"The Dec. 13 article, 'Why pregnant women don't topple over' was fascinating. Thank goodness for "evolution" of my spine or I might have toppled over during my three pregnancies. I had no idea. I am just so thankful that my 'ancestors' walked on all fours, or, before the evolution of the spine they would have toppled over and killed all their unborn apes, and then I would not be here. Whew! It is amazing to think that I am just a hapless accident that evolved from a Big Bang millions of years ago and yet, for some reason here I am, fancy spine and all. Even more amazing is that some people, who have eyes to see, can still be so blinded and not see God."

This is why creationists can't be trusted with sarcasm. Jasper accidentally got the whole fucking thing right up until the last sentence. Her distant ancestors walked on all fours. Of her more recent ancestors that walked on two legs, the ones where the females had a wedge-shaped lower vertebrae and larger hip bones thrived while others didn't, allowing more offspring to survive and thus propagating those traits. She really is a hapless accident that evolved. OK, you don't "evolve" from the Big Bang, that's mixing cosmology with biology, which creationists tend to do because they both disagree with Genesis. And the Big Bang wasn't millions of years ago, but what's a few orders of magnitude when we all know the first three decimal places are the only three that matter?
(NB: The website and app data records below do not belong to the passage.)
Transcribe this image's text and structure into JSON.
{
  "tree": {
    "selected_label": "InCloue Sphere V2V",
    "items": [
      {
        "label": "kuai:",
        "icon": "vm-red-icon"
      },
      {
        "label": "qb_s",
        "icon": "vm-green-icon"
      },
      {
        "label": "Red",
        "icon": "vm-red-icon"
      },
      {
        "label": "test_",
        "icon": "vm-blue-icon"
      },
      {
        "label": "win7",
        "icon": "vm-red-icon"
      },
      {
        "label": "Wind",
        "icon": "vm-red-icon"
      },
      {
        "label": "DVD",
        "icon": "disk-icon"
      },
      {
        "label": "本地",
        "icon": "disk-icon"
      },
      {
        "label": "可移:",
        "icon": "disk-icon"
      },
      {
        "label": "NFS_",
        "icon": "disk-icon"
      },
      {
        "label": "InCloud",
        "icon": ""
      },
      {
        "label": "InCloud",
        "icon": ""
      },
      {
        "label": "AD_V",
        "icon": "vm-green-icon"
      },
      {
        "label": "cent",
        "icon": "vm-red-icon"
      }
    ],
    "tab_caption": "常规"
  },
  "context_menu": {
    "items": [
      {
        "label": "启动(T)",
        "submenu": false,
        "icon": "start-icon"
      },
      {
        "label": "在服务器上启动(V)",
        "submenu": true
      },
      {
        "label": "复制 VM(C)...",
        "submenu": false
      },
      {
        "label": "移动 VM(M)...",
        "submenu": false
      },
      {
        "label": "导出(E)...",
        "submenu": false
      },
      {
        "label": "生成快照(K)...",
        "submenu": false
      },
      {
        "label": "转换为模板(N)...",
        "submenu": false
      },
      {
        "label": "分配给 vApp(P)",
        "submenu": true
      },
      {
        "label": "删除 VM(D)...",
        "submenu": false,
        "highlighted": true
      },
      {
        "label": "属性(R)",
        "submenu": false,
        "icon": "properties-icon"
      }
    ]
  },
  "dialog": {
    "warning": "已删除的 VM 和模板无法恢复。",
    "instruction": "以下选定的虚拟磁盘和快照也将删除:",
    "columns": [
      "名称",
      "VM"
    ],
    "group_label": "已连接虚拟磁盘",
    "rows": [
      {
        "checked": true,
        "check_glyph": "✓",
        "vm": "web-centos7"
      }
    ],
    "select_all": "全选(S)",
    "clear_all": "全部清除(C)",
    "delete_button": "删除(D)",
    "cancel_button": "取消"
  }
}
The point is, she really does get the gist of it. She just derisively dismisses it with what passes for snark amongst her people. She does this because, well, in the grand scheme of things, some accidents are more hapless than others. Scientists at the University of Texas spent a few years studying fossils, comparing anatomical structures, and doing engineering tests showing weight distribution, and drew a conclusion. That conclusion got sent out in a press release, and written up by an Associated Press writer that used the word "evolution" enough times to trigger a primal response in what passes for this Edina woman's brain. She then instinctively dismisses those years of work because they don't agree with the first chapter of her favorite novel, and having done so, comes to the conclusion that it's US who are blind.

Now that I think of it, I hope the sociological hypothesis is true. Because if it is, these brain-sloths will shut up again come January. If it's the hibernation thing, they'll keep yammering until the bears wake up in the spring.